First, if you are fearful of Nickels, then you have no business in politics. Remember when Nickels was “the weenie” to Mark Sidran’s “the meanie” during Nickels’ first mayoral run, in 2001? I’ve known Nickels for 20 years, and if he’s Boss Daley, then I’m Mike Royko.
“I wouldn’t last a week in Chicago politics,” Nickels said during our light-rail ride. “If I was some Chicago-style bully, cutting corners or whatever, do you think it would have taken so many years to get this train?”
Nickels guesses he attended at least 1,000 light-rail meetings since the mid-1980s — with community groups and with countless politicians. That’s what it took. Stubbornness. Endurance. Not so much bullying.
“Our political culture here is, we avoid confrontation,” Nickels said. “So we use process to do that. I have tried very consciously to change that pattern. Let’s have the debate, let’s hear from all parties, but at the end of it, somebody has to make a decision. To make something happen.”
Whatever you think of your mayor — not much, according to the polls — in the end he got his train. He also seems to be getting his waterfront tunnel. He owns it all. The delays and cost overruns. But also the sense of a new era for the city that was palpable Saturday in the neighborhoods up and down the line.
Seattle finally stopped dithering. We built something. If that’s the Chicago Way, I say: More, please.

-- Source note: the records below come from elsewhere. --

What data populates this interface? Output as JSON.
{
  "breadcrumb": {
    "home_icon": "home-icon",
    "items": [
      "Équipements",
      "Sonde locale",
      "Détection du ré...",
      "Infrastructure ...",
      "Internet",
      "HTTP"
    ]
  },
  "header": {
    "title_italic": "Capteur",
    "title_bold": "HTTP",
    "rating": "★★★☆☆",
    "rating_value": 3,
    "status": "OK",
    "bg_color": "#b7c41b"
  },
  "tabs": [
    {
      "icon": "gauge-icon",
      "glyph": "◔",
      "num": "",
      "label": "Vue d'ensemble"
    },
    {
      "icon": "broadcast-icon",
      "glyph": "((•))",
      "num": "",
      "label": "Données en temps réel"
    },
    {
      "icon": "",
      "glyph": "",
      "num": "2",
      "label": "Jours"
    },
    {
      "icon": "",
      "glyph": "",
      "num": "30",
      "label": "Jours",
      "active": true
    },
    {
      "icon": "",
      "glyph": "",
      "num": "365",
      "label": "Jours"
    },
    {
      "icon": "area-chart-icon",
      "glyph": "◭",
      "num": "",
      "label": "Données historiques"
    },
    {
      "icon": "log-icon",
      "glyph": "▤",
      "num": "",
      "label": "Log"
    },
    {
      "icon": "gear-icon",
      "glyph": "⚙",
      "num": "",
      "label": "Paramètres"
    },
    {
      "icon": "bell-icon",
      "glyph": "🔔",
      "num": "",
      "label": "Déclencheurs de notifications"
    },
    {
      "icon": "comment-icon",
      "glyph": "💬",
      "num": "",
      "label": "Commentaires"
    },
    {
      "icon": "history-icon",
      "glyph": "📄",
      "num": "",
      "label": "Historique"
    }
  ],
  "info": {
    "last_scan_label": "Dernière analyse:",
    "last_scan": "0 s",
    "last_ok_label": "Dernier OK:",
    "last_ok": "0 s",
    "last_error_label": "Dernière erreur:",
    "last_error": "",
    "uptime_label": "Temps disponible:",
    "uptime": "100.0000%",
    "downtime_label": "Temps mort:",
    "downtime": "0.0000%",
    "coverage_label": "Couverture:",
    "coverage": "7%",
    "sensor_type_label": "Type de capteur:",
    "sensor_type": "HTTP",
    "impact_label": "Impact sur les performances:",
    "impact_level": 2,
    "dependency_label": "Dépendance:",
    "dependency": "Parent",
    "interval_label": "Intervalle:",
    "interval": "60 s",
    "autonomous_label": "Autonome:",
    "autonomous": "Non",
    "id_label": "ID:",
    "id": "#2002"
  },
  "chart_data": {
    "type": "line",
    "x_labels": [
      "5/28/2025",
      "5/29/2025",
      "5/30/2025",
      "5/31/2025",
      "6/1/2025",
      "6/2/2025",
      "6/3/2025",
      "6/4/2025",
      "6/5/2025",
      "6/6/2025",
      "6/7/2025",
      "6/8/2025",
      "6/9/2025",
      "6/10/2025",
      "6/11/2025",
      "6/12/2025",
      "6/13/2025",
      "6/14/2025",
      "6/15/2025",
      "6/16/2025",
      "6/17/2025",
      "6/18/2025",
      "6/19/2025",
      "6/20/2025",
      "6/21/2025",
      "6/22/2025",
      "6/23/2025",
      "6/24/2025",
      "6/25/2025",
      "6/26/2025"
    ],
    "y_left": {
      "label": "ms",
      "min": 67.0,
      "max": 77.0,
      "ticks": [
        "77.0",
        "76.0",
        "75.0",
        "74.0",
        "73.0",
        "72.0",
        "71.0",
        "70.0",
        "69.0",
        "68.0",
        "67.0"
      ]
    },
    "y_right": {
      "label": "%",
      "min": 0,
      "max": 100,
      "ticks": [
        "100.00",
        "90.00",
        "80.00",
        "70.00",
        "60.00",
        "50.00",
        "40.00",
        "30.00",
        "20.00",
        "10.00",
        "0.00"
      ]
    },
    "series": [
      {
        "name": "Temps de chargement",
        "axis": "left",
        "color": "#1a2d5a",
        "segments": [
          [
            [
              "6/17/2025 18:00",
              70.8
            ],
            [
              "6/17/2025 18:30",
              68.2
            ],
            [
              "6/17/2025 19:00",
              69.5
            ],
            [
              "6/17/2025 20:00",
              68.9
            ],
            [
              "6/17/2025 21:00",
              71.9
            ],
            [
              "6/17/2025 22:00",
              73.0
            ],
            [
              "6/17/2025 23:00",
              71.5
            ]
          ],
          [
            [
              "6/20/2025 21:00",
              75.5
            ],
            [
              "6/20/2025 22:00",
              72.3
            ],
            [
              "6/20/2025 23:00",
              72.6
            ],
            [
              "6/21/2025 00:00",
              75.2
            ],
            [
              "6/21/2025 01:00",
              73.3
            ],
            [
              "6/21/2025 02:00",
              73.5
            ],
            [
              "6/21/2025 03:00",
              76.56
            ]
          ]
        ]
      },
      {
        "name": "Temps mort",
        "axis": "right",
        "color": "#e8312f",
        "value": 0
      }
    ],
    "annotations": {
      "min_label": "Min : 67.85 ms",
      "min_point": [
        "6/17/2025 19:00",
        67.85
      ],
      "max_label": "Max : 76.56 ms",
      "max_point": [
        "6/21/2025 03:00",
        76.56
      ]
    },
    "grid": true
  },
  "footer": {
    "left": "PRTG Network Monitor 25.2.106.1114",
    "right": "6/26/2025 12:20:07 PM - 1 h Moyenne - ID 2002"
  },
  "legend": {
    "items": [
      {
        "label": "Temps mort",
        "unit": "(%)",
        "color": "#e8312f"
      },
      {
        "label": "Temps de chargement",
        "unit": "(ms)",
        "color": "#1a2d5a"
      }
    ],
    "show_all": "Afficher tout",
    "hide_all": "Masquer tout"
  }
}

Danny Westneat’s column appears Wednesday and Sunday. Reach him at 206-464-2086 or firstname.lastname@example.org.